Rocky River Public Library Foundation donates $48,000 for RFID (radio frequency identification) tagging to be completed to allow us to better and more efficiently track our inventory.

Hoopla streaming services and iPad borrowing are introduced.

The Programming and Digital Services department is established as a commitment to the Library’s new focus on strengthening community engagement.

Deputy Director Jamie L. Mason succeeds Nicholas Cronin as Director.

The Library becomes an Official Passport Acceptance Facility. It also begins offering mobile device charging stations and digital magazine borrowing. Cowan Pottery Museum receives a grant to digitize its archival resources into a database.

The Library’s publication, Inside View, wins the American Library Association’s PR Xchange award for best newsletter.

The building’s original 1928 clay tile roof is repaired and restored.

Rocky River Public Library serves as a first-time community partner for the Cleveland International Film Festival.

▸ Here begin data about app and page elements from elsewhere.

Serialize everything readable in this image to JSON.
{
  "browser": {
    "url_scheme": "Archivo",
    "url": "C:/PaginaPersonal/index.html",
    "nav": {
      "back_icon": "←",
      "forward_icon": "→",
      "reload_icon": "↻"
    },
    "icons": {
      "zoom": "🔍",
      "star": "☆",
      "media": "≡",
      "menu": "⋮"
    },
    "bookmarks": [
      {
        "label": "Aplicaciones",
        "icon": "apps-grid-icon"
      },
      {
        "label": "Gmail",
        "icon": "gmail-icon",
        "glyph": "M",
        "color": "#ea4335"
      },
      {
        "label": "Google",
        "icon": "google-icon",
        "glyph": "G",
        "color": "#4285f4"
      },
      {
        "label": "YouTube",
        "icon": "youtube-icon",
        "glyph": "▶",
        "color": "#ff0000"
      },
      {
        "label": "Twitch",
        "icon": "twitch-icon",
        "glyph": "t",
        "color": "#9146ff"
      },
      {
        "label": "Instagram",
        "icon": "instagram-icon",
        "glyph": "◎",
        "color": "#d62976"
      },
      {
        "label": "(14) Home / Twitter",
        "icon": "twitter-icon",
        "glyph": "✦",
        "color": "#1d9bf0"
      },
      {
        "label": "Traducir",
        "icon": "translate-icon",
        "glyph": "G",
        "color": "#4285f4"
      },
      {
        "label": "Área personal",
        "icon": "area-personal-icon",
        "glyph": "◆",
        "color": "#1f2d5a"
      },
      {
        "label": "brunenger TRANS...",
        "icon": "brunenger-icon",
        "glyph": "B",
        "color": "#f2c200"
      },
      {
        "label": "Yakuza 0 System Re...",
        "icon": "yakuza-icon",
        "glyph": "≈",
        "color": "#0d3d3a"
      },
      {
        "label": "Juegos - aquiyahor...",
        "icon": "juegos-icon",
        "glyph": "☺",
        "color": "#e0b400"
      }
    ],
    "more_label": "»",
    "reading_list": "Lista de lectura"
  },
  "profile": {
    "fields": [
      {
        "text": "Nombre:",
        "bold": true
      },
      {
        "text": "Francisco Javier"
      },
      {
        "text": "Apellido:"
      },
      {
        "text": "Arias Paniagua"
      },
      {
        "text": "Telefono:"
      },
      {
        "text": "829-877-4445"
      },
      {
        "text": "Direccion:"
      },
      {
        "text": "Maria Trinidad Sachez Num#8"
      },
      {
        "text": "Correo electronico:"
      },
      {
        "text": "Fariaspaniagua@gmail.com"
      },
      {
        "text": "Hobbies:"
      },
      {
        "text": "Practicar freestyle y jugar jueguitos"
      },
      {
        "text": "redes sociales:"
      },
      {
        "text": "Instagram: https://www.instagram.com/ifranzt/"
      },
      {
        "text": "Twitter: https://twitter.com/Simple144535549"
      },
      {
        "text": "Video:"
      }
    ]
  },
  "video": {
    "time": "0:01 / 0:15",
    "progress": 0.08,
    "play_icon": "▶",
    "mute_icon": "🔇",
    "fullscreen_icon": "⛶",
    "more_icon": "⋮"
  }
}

The Computer Center and Training Lab are renovated with a focus on ergonomics and comfortable workspaces for patrons.

While maintaining its administrative independence, the Library joins CLEVNET, a consortium of 44 libraries, expanding access to material by over 10 million items.

The Library chooses kind by selecting Wonder by R.J. Palacio as a city-wide Community Read. The mayor reads We’re All Wonders to families at the Community Read Celebration.

Due in part to a $20,000 donation from the Women’s Committee, the Lower Level restrooms are remodeled as the first phase in the Library’s plan to renovate all restrooms.

Rocky River Public Library celebrates its 90th anniversary year and the 40th anniversary of Cowan Pottery Museum.

The Library has established a successful working partnership with the eight other public libraries in Cuyahoga County. All nine libraries connect with the City Club of Cleveland and Playhouse Square to present “Our Community Reads: Evicted by Matthew Desmond.”